[Dataset rows describing interfaces]
* * *

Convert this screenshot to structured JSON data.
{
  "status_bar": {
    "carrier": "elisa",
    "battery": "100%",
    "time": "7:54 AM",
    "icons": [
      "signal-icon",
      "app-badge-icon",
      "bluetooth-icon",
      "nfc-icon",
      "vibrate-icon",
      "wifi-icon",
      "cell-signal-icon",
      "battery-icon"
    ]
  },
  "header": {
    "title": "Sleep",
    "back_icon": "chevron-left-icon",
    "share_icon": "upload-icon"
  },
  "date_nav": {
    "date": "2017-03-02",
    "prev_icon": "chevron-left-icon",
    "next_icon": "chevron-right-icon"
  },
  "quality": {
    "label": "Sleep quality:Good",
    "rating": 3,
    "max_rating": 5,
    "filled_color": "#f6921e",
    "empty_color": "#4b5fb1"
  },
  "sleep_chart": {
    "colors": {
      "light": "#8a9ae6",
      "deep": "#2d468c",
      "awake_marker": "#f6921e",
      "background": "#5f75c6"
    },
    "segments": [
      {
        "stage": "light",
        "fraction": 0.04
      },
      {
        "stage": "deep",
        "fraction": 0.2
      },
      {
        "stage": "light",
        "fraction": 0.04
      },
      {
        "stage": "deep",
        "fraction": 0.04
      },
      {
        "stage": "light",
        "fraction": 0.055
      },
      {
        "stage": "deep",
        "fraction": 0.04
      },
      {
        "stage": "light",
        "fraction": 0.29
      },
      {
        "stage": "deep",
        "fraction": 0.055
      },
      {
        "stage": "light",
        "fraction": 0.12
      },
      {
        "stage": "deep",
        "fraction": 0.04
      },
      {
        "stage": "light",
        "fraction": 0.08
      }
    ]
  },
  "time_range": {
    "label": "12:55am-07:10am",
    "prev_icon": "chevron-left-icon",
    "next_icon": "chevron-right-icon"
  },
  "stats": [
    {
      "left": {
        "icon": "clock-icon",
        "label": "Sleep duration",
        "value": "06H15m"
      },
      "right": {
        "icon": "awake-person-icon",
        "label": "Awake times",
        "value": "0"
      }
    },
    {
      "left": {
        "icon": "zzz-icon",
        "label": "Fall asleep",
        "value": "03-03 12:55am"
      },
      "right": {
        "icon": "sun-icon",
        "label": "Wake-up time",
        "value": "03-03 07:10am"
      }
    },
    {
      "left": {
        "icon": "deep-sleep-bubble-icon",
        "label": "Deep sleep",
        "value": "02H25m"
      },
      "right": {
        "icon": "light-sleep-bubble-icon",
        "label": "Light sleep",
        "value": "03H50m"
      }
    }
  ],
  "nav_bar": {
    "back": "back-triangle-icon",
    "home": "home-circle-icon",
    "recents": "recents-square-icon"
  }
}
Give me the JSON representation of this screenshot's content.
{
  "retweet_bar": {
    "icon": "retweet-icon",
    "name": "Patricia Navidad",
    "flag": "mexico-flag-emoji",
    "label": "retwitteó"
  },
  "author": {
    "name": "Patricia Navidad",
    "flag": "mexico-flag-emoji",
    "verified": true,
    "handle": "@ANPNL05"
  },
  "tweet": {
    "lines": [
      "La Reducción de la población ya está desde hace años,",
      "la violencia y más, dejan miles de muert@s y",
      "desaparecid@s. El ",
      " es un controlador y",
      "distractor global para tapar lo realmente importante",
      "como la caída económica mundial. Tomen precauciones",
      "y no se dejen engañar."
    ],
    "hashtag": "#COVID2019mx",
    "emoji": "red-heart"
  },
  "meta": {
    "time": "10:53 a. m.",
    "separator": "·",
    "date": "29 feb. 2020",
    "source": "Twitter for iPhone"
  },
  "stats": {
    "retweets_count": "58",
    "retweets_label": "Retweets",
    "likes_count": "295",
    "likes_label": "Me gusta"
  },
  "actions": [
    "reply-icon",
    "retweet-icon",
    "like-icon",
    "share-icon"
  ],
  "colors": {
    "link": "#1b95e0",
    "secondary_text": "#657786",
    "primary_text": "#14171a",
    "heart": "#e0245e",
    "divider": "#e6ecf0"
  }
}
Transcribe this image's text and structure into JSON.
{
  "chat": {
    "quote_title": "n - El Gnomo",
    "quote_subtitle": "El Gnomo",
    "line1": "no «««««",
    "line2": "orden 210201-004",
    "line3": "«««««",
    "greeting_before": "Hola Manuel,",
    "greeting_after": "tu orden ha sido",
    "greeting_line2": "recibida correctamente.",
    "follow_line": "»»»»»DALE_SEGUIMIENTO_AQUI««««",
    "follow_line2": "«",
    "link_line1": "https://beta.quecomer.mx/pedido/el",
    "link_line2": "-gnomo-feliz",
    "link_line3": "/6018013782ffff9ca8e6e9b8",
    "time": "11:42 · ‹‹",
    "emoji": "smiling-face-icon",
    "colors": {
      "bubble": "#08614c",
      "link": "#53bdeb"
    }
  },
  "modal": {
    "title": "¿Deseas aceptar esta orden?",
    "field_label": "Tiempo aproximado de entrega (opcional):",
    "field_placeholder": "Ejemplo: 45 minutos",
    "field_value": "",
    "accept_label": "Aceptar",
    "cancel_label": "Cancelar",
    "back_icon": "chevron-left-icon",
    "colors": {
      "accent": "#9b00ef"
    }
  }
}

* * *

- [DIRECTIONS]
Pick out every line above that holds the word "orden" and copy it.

- [ANSWER FOR THIS EXERCISE]
    "line2": "orden 210201-004",
    "greeting_after": "tu orden ha sido",
    "title": "¿Deseas aceptar esta orden?",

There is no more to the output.